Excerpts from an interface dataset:
Content starts
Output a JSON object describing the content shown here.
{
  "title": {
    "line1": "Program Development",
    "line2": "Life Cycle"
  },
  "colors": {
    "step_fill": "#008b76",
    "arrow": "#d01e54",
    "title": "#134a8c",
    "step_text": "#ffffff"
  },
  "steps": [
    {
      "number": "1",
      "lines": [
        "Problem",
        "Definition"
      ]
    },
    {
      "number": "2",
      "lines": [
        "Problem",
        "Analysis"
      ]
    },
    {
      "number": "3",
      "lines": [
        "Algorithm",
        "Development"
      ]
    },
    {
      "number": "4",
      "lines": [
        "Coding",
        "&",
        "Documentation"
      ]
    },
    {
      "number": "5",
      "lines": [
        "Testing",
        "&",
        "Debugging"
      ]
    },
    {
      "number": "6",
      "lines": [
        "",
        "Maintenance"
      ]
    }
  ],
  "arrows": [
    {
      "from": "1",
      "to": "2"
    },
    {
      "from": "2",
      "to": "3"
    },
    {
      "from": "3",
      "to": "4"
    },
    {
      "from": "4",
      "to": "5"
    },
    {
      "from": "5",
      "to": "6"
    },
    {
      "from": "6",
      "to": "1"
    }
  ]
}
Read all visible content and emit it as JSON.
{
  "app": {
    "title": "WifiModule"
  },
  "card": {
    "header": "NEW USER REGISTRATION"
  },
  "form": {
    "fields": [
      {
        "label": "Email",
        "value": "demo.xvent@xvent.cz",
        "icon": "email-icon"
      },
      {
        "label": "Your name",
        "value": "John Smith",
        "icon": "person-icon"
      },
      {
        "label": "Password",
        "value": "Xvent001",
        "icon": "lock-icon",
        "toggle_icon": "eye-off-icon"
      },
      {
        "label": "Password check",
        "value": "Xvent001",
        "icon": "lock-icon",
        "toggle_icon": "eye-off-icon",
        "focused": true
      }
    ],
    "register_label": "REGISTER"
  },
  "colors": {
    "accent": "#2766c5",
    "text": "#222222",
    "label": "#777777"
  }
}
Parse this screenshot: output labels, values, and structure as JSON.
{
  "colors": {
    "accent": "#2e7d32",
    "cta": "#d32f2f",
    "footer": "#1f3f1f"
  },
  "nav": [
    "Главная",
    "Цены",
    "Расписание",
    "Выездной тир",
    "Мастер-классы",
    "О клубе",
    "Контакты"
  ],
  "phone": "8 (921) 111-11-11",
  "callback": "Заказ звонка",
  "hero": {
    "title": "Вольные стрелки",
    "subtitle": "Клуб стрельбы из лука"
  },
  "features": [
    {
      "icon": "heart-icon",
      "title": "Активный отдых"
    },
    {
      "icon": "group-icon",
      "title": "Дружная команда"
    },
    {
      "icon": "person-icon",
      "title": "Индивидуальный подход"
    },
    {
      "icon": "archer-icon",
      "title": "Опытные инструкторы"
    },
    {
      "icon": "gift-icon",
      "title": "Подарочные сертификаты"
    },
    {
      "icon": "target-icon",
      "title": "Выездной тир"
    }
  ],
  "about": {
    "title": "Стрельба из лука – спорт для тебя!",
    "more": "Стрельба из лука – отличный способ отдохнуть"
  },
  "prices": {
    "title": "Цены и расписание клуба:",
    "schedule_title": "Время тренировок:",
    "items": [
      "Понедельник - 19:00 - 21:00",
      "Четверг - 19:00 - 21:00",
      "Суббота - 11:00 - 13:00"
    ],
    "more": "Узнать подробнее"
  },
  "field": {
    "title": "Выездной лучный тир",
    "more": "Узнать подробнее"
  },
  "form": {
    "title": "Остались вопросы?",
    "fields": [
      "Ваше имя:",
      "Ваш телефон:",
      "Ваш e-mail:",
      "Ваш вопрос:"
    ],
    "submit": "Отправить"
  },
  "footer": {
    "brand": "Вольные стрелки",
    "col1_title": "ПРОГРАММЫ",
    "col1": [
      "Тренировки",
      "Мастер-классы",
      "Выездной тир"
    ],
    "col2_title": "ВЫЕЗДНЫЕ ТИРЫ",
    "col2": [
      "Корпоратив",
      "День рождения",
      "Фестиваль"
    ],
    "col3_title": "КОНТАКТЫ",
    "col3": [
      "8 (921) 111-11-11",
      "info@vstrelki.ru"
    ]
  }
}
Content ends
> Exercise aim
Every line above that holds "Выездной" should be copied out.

> Answer space
    "Выездной тир",
      "title": "Выездной тир"
    "title": "Выездной лучный тир",
      "Выездной тир"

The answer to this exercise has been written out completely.